While undergoing an emergency, eight-hour heart procedure at the Mount Sinai Health System hospital in New York City, Bono recalled looking down on his own body while a surgeon operated, and that he hallucinated and felt alarmingly cold. Following the successful completion of the surgery, the medical team required heavy-duty wire to close up Bono's chest cavity. One surgeon told the singer's family that he'd been walking around breathing at 130% lung capacity — a disaster waiting to happen.

U2's close associate died in a motorcycle accident

U2 toured New Zealand for the first time in 1984 in support of the album "The Unforgettable Fire." During their time in the country, a local named Greg Carroll talked himself into a job on the road crew, leading to a friendship with Bono. The singer would later promote Carroll to the role of personal assistant, and he joined U2 as the band traveled the world over the next two years.

According to Bono's memoir "Surrender," Carroll was part of the extended U2 entourage when they decamped to Dublin, Ireland, to record "The Joshua Tree." Carroll and another U2 studio crew member rode motorcycles to Waterford, and on the way back, outside Donnybrook, an automobile driver made a sudden U-turn. He didn't notice Carroll riding, and the motorcyclist plowed into the car. The next day, Carroll, 26 years old, died from the injuries suffered in the impact. Bono was away at the time, en route to the Farm Aid charity concert in Texas. "It was like the death of a close family member," Bono wrote. It fell on him and his bandmates to deliver the news to Carroll's family in New Zealand. U2 sent Carroll's body back home, and Bono, Larry Mullen, and their partners traveled with it.

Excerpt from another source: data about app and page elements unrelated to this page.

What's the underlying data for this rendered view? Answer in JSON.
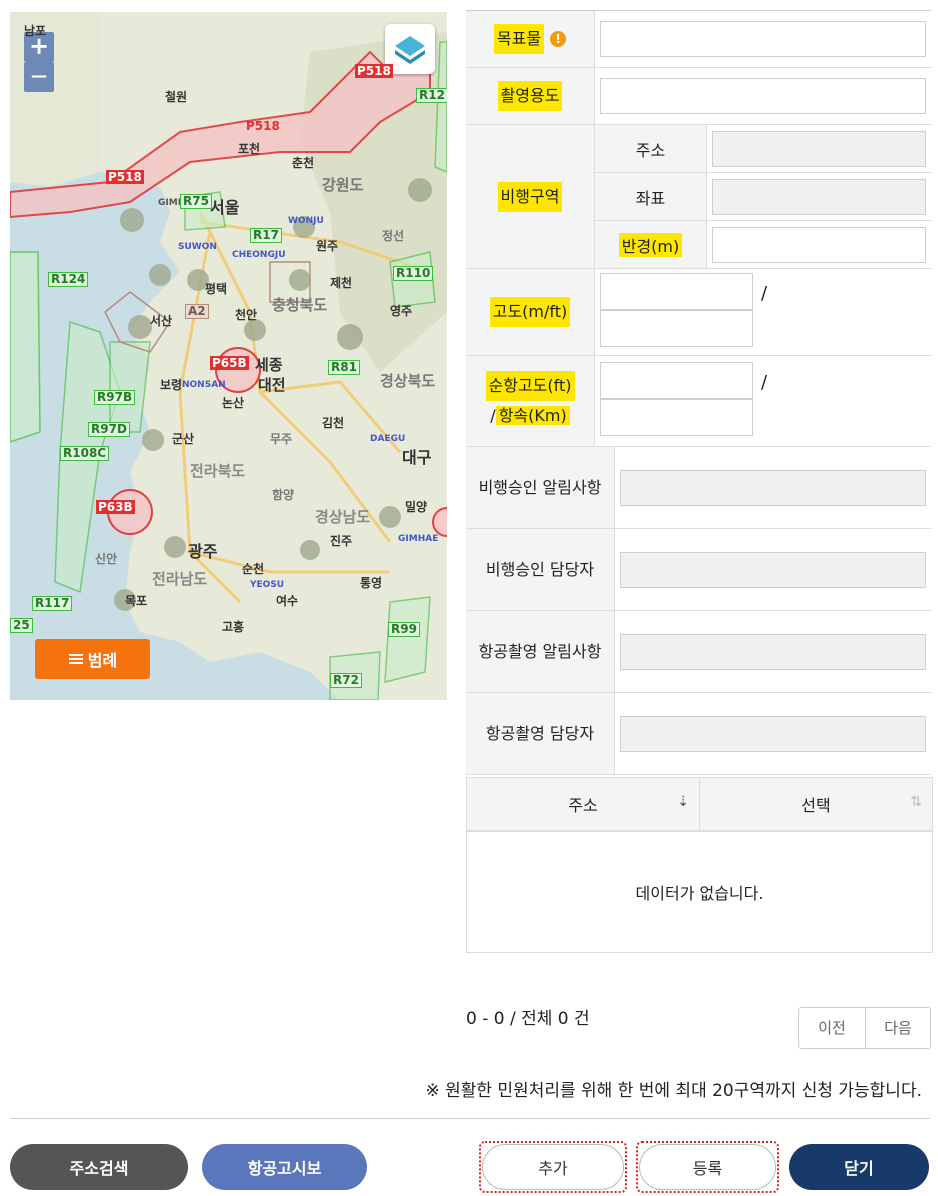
{
  "map": {
    "zoom_in": "+",
    "zoom_out": "—",
    "legend_label": "범례",
    "legend_icon": "menu-icon",
    "layer_icon": "layers-icon",
    "place_labels": [
      "남포",
      "철원",
      "포천",
      "춘천",
      "강원도",
      "서울",
      "원주",
      "평택",
      "제천",
      "영주",
      "충청북도",
      "서산",
      "천안",
      "세종",
      "보령",
      "대전",
      "논산",
      "김천",
      "경상북도",
      "대구",
      "군산",
      "무주",
      "전라북도",
      "함양",
      "밀양",
      "경상남도",
      "진주",
      "광주",
      "순천",
      "여수",
      "전라남도",
      "목포",
      "고흥",
      "통영",
      "신안",
      "정선",
      "GIMPO",
      "WONJU",
      "SUWON",
      "CHEONGJU",
      "NONSAN",
      "DAEGU",
      "GIMHAE",
      "YEOSU"
    ],
    "restricted_zones": [
      "P518",
      "P518",
      "P518",
      "P65B",
      "P63B"
    ],
    "control_zones": [
      "R12",
      "R75",
      "R17",
      "R110",
      "R124",
      "R81",
      "R97B",
      "R97D",
      "R108C",
      "R117",
      "R99",
      "R72",
      "25",
      "A2"
    ]
  },
  "form": {
    "target_label": "목표물",
    "target_value": "",
    "purpose_label": "촬영용도",
    "purpose_value": "",
    "area_label": "비행구역",
    "address_label": "주소",
    "coord_label": "좌표",
    "radius_label": "반경(m)",
    "altitude_label": "고도(m/ft)",
    "cruise_label": "순항고도(ft)",
    "slash": "/",
    "speed_prefix": "/",
    "speed_label": "항속(Km)",
    "flight_notice_label": "비행승인 알림사항",
    "flight_manager_label": "비행승인 담당자",
    "photo_notice_label": "항공촬영 알림사항",
    "photo_manager_label": "항공촬영 담당자"
  },
  "grid": {
    "columns": [
      "주소",
      "선택"
    ],
    "empty_text": "데이터가 없습니다."
  },
  "pagination": {
    "summary": "0 - 0 / 전체 0 건",
    "prev": "이전",
    "next": "다음"
  },
  "notice": "※ 원활한 민원처리를 위해 한 번에 최대 20구역까지 신청 가능합니다.",
  "buttons": {
    "address_search": "주소검색",
    "notam": "항공고시보",
    "add": "추가",
    "register": "등록",
    "close": "닫기"
  },
  "colors": {
    "legend_button": "#f4730f",
    "highlight": "#ffe600",
    "close_button": "#173a6b",
    "notam_button": "#5b77bb",
    "restricted_zone": "#e03030",
    "control_zone": "#3dbb3d"
  }
}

The Edge's grandson died in infancy

In 1989, U2 guitarist The Edge and his wife, Aislinn O'Sullivan, welcomed their third daughter, Blue Angel Evans. In July 2022, The Edge's family grew when Blue Angel Evans gave birth to a son named Senan O'Shaughnessy Evans. The pregnancy, delivery, and early life of the baby, The Edge's grandson, proved difficult, medically fraught, and ultimately tragic. 

According to Blue Evans' Instagram page, the child was born two weeks prematurely, at which point doctors discovered a knot in the umbilical cord. Unable to properly develop in his mother's womb without that lifeline, Senan was diagnosed with brain damage so pronounced that he was unable to live on his own without constant medical attention and machinery. Eight days after his early arrival, the family opted to remove the child from the equipment to allow for a natural death. Senan O'Shuaghnessy Evans died nine days after his birth.

Larry Mullen can't play with U2 anymore

From its inception in 1976, U2 has maintained the same core lineup of four musicians: Bono, The Edge, Adam Clayton, and Larry Mullen Jr. That endurance and consistency makes U2 an exception to the rule for rock bands, which will make it all the more sad and strange when the group takes the stage for a series of Las Vegas residency concerts. They'll do it without Mullen, making for the most significant and longest-lasting lineup change ever for U2.

In 2023, Mullen is scheduled for some important surgical procedures. "I have lots of bits falling off, elbows, knees, and neck," he told Washington Post reporter Geoff Edgers, referring to the injuries of wear and tear that comes along with rock drumming. "There's some damage along the way." Because of his pressing medical needs and post-surgical recuperation time, Mullen won't be able to play the Las Vegas dates, leaving U2 to perform with a hired replacement. "No one is more disappointed than us that Larry won't be joining us in Vegas," U2 guitarist The Edge told The Telegraph. "It'll be strange to turn around and not see him behind us after all these years."